Hello, my name is Ollie, and I’m an Octopus. I will give the ocean acidification definition shortly! Welcome to my blog entry, told from the point-of-view of an octopus. I am ecstatic to have found myself a human translator (or is she an octopus translator??) named Cherilyn. I chose a blog to get my thoughts and feelings across as I will only live to be 2-3 years old at most and it is very urgent that I share the many changes happening to my watery world now!
Ocean Acidification is due to Global Warming
My human translator recently told me about a documentary she watched, “A Sea Change,” which is about ocean acidification due to global warming. All I could think was eek, my beak (mouth) and radula (teeth) will start to dissolve soon and they don’t make dentures for octopuses! Also within a few octopus generations (and definitely within your human lifetime), my coral reef may be dead. Yes, the corals that pre-date humans by thousands of years will be gone in a blink of geologic time. Sure the earth and her oceans over millions of years can deal with the rise of temperatures in both the atmosphere and ocean, but ocean acidification may be the straw that broke the camel shrimp’s back.

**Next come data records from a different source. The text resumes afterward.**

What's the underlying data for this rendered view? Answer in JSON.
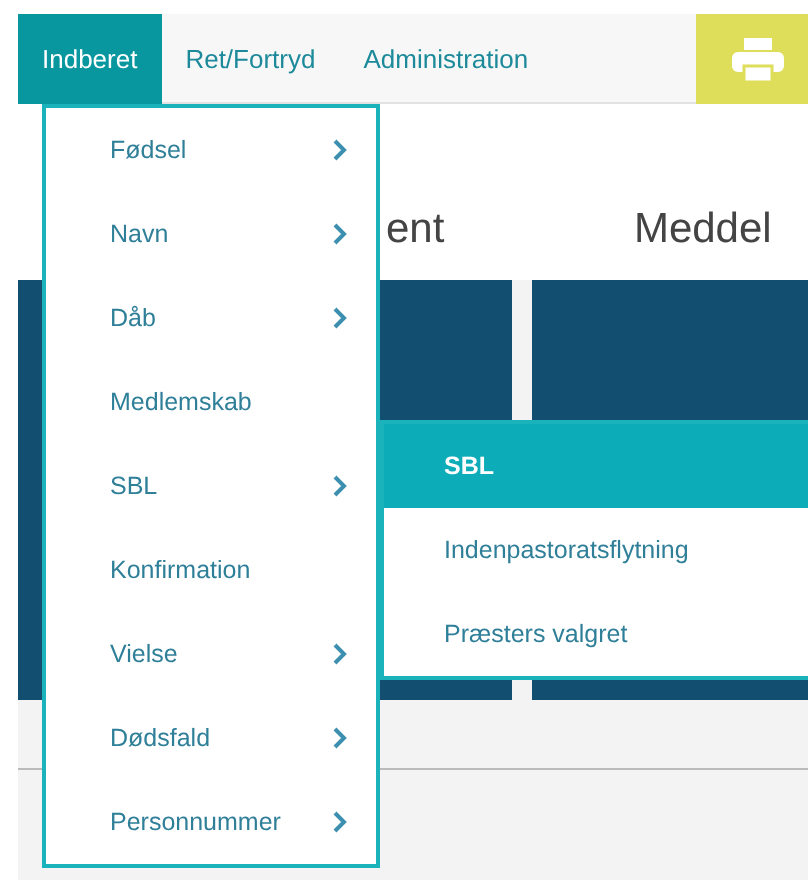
{
  "nav": {
    "tabs": [
      {
        "label": "Indberet",
        "selected": true
      },
      {
        "label": "Ret/Fortryd",
        "selected": false
      },
      {
        "label": "Administration",
        "selected": false
      }
    ]
  },
  "cards": [
    {
      "heading": "ent"
    },
    {
      "heading": "Meddel"
    }
  ],
  "menu": {
    "items": [
      {
        "label": "Fødsel",
        "has_submenu": true
      },
      {
        "label": "Navn",
        "has_submenu": true
      },
      {
        "label": "Dåb",
        "has_submenu": true
      },
      {
        "label": "Medlemskab",
        "has_submenu": false
      },
      {
        "label": "SBL",
        "has_submenu": true,
        "submenu": [
          {
            "label": "SBL",
            "selected": true
          },
          {
            "label": "Indenpastoratsflytning",
            "selected": false
          },
          {
            "label": "Præsters valgret",
            "selected": false
          }
        ]
      },
      {
        "label": "Konfirmation",
        "has_submenu": false
      },
      {
        "label": "Vielse",
        "has_submenu": true
      },
      {
        "label": "Dødsfald",
        "has_submenu": true
      },
      {
        "label": "Personnummer",
        "has_submenu": true
      }
    ]
  }
}
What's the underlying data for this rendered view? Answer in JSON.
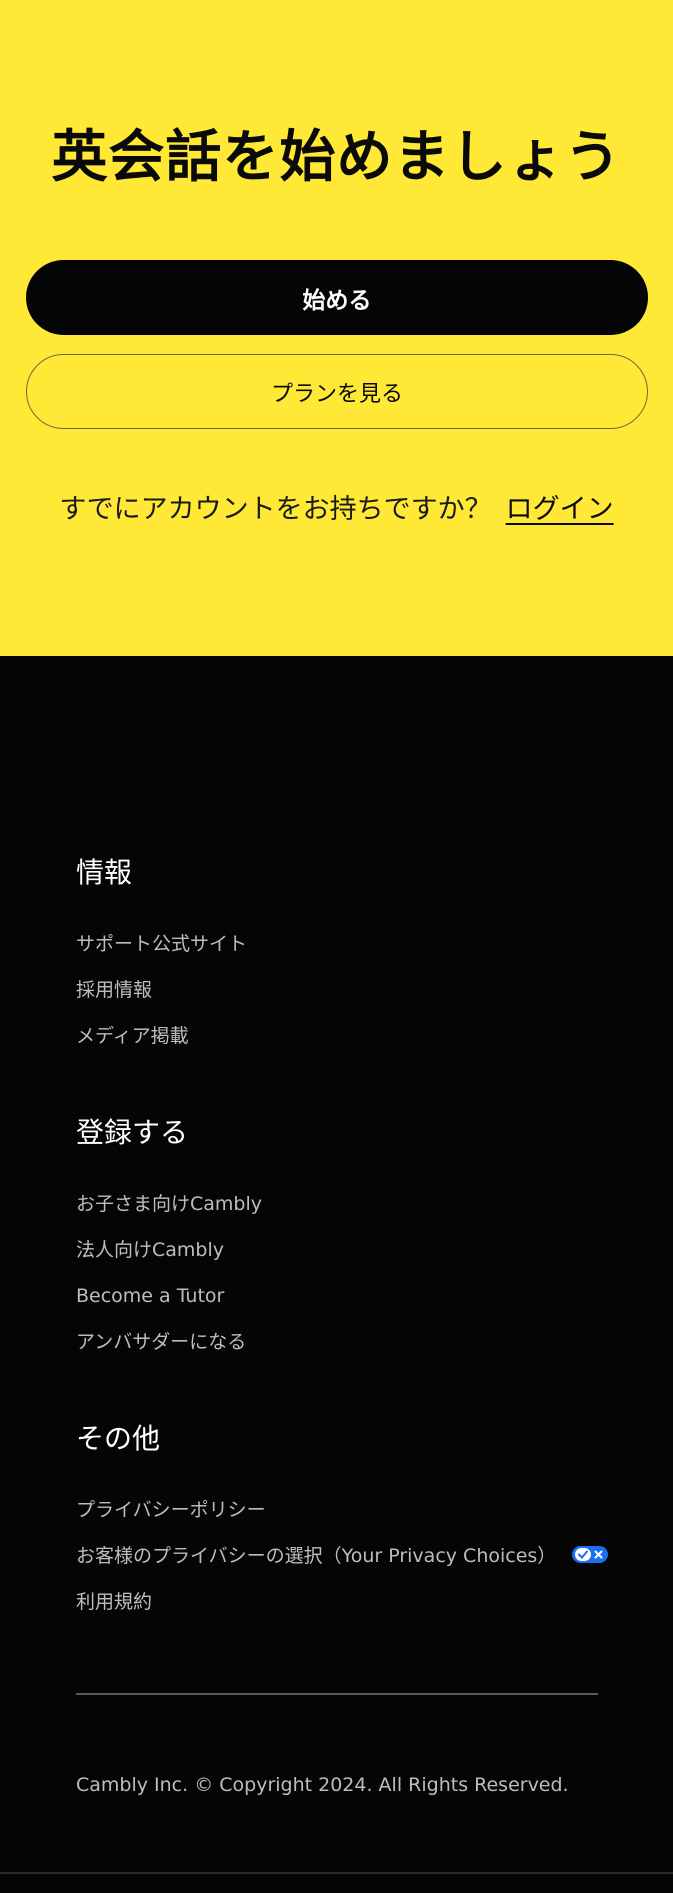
{
  "hero": {
    "title": "英会話を始めましょう",
    "start_button": "始める",
    "plans_button": "プランを見る",
    "account_prompt": "すでにアカウントをお持ちですか？",
    "login_link": "ログイン",
    "background_color": "#FFE936"
  },
  "footer": {
    "background_color": "#050505",
    "sections": [
      {
        "title": "情報",
        "links": [
          "サポート公式サイト",
          "採用情報",
          "メディア掲載"
        ]
      },
      {
        "title": "登録する",
        "links": [
          "お子さま向けCambly",
          "法人向けCambly",
          "Become a Tutor",
          "アンバサダーになる"
        ]
      },
      {
        "title": "その他",
        "links": [
          "プライバシーポリシー",
          "お客様のプライバシーの選択（Your Privacy Choices）",
          "利用規約"
        ]
      }
    ],
    "privacy_icon": "privacy-choices-toggle-icon",
    "privacy_icon_color": "#1A6EF2",
    "copyright": "Cambly Inc. © Copyright 2024. All Rights Reserved."
  }
}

Ocean Acidification Definition
The ocean acidification definition is that all the little animals and plants that build up the massive coral reefs (which are visible from outer space!) will be gone if the saltwater they live in becomes more acidic and dissolves their calcium carbonate skeletons. My favorite foods, crabs and shrimps, will be gone if they can no longer make their exoskeletons. No longer will my worst nightmares consist of the “baby octopus bowls” served at Japanese restaurants. No, it will be that I have no food to eat, and to boot, no place to live!

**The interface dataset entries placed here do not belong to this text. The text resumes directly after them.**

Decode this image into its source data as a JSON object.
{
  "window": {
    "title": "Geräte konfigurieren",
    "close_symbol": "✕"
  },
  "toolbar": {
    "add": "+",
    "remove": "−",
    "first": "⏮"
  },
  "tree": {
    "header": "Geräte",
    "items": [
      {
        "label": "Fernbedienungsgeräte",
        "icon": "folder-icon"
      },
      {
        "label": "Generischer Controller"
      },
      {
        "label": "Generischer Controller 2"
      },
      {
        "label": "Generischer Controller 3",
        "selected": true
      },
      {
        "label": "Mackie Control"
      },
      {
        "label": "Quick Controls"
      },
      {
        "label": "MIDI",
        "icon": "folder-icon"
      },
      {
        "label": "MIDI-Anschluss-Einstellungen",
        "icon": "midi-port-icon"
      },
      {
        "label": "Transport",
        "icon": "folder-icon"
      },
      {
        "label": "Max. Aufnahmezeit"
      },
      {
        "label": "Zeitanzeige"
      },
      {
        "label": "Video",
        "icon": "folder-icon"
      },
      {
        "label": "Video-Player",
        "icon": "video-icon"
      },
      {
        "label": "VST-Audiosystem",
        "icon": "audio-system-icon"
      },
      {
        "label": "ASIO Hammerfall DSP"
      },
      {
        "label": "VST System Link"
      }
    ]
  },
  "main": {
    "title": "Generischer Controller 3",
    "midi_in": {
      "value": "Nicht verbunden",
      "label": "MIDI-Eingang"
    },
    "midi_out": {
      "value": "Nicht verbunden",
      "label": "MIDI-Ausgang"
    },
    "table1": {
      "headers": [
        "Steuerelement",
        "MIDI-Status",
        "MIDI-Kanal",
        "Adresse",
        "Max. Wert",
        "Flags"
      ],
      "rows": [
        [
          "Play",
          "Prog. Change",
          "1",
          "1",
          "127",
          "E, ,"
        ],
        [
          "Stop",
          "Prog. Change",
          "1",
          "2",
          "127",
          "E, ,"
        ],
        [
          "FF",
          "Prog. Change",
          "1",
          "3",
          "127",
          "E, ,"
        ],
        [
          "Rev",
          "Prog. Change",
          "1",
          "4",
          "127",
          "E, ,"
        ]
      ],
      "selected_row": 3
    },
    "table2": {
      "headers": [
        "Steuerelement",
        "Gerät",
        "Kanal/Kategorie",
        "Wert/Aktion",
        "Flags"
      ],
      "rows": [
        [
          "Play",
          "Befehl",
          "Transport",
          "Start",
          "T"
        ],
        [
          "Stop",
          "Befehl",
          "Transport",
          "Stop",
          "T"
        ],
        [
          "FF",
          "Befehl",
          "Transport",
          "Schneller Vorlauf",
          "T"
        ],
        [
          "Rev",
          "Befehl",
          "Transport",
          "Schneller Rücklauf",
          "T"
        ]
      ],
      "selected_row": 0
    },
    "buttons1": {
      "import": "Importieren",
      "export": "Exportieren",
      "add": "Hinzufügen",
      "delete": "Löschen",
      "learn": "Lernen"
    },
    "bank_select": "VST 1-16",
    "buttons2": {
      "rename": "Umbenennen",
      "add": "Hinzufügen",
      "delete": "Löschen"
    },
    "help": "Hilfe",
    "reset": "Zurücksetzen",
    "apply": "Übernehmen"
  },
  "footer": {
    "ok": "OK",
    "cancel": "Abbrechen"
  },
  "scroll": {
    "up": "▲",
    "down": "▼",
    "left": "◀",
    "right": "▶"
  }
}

Stop destroying my ocean!
One in four ocean creatures lives on a coral reef and I believe there isn’t a more beautiful and productive place on earth. In fact my human translator called coral reefs “heaven in the ocean” after a SCUBA dive in the South Pacific. From what I’ve heard, due to industrialization, humans have caused massive destruction to the beautiful land all across the earth by exploiting her once plentiful resources. I’m not looking forward to what humans can do to the oceans, nor can I ignore what they already have done.
No part of the once thought of massive, untouchable and exotic oceans are left unscathed by the reaches of man. There is no pristine anything anymore—from pollution caused by runoff from the land, to carbon dioxide and other chemicals spewed into the air that eventually make their way into the oceans (oceans cover more than 70% of the so called “earth”), to the overfishing of large predatory fish. But increasingly (and supposedly) efficient methods of fishing are wiping out entire schools of both small and large fish in a blink of an eye and leaving nothing but millions of fish scales to sink to the bottom of the ocean forever. Don’t get me started about the coral bleaching due to global warming, as seeing dead patches of coral really makes me want to really ink someone!

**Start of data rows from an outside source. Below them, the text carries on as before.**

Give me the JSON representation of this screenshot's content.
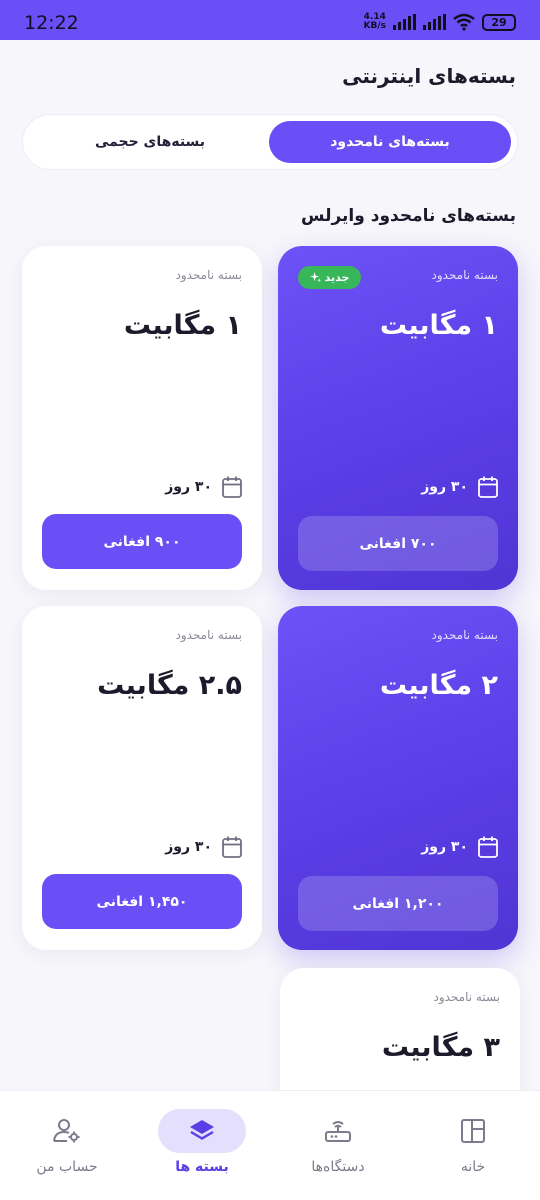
{
  "status_bar": {
    "time": "12:22",
    "net_speed_value": "4.14",
    "net_speed_unit": "KB/s",
    "battery": "29"
  },
  "page": {
    "title": "بسته‌های اینترنتی"
  },
  "tabs": {
    "active_label": "بسته‌های نامحدود",
    "inactive_label": "بسته‌های حجمی"
  },
  "section": {
    "title": "بسته‌های نامحدود وایرلس"
  },
  "cards": [
    {
      "label": "بسته نامحدود",
      "badge": "جدید",
      "title": "۱ مگابیت",
      "duration": "۳۰ روز",
      "price": "۷۰۰ افغانی"
    },
    {
      "label": "بسته نامحدود",
      "title": "۱ مگابیت",
      "duration": "۳۰ روز",
      "price": "۹۰۰ افغانی"
    },
    {
      "label": "بسته نامحدود",
      "title": "۲ مگابیت",
      "duration": "۳۰ روز",
      "price": "۱,۲۰۰ افغانی"
    },
    {
      "label": "بسته نامحدود",
      "title": "۲.۵ مگابیت",
      "duration": "۳۰ روز",
      "price": "۱,۴۵۰ افغانی"
    },
    {
      "label": "بسته نامحدود",
      "title": "۳ مگابیت"
    }
  ],
  "bottom_nav": {
    "home": "خانه",
    "devices": "دستگاه‌ها",
    "packages": "بسته ها",
    "account": "حساب من"
  },
  "colors": {
    "accent": "#6a4ff6",
    "badge_green": "#38b65a",
    "nav_active_bg": "#e4dffd"
  },
  "icons": {
    "home": "layout-grid-icon",
    "devices": "router-icon",
    "packages": "layers-icon",
    "account": "user-settings-icon",
    "duration": "calendar-icon",
    "badge": "sparkle-icon"
  }
}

I’m glad I only live a few years at most. If I successfully reproduce, I hope my offspring will have a healthy coral reef to live on, and food to eat. I hope for your human offspring’s sake they don’t ask someday, “why are there no more coral reefs in the ocean? Or more importantly, “why didn’t you do anything to stop the destruction of the coral reefs?”
You Can Help!!
Fortunately there is still time, and there is still hope. Although only 1% of all the money donated to conservation causes is ocean related, you can make a difference one cent and one dollar at a time. It costs nothing to sign on-line petitions, e-mail your local Senators or Representatives or to just to stay informed (follow my human interpreter on twitter @protectoceans or visit protecttheoceans.org. Tell just one person what you’ve learned today and hopefully someday your grandchildren, after peeking underwater at a coral reef for the first time, or seeing a whale surface and spout in the ocean, will thank you for helping to protect the oceans and its inhabitants from destruction by mankind.